* Task details: The lines to find are those in the entries that hold the word "icon"; copy every one of them.

-------- Data to use

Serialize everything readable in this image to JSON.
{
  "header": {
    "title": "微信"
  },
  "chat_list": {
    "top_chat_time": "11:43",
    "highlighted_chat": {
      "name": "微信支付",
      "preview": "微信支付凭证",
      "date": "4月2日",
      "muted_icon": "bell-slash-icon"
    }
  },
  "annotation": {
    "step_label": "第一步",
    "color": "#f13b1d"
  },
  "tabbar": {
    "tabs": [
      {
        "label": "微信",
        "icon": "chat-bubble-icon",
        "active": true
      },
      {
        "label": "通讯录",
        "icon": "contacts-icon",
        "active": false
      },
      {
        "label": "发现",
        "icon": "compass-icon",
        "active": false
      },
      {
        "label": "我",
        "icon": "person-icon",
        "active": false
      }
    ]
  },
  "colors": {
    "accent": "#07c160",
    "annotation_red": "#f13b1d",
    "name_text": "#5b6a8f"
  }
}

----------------

* Answer box:
      "muted_icon": "bell-slash-icon"
        "icon": "chat-bubble-icon",
        "icon": "contacts-icon",
        "icon": "compass-icon",
        "icon": "person-icon",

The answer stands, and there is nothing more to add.